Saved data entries
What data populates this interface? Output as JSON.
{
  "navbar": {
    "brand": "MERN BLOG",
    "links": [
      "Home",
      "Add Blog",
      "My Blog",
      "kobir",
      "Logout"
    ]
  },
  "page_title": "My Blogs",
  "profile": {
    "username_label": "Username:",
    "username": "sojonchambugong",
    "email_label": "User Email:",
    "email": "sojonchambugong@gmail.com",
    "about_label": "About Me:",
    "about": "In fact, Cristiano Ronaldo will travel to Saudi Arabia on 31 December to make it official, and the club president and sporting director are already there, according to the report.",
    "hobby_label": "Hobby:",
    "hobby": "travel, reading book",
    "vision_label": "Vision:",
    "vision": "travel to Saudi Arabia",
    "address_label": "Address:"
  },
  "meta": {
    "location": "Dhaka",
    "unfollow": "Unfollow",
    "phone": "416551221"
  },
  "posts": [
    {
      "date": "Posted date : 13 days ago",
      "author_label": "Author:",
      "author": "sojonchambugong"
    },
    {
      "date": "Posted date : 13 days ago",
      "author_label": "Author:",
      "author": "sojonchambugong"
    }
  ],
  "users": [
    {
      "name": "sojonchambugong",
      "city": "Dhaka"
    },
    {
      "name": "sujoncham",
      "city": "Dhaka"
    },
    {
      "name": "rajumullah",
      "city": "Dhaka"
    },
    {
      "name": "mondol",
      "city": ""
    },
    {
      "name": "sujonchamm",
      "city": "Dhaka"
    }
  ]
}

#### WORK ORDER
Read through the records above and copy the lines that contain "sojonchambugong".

#### REPLY
    "username": "sojonchambugong",
    "email": "sojonchambugong@gmail.com",
      "author": "sojonchambugong"
      "author": "sojonchambugong"
      "name": "sojonchambugong",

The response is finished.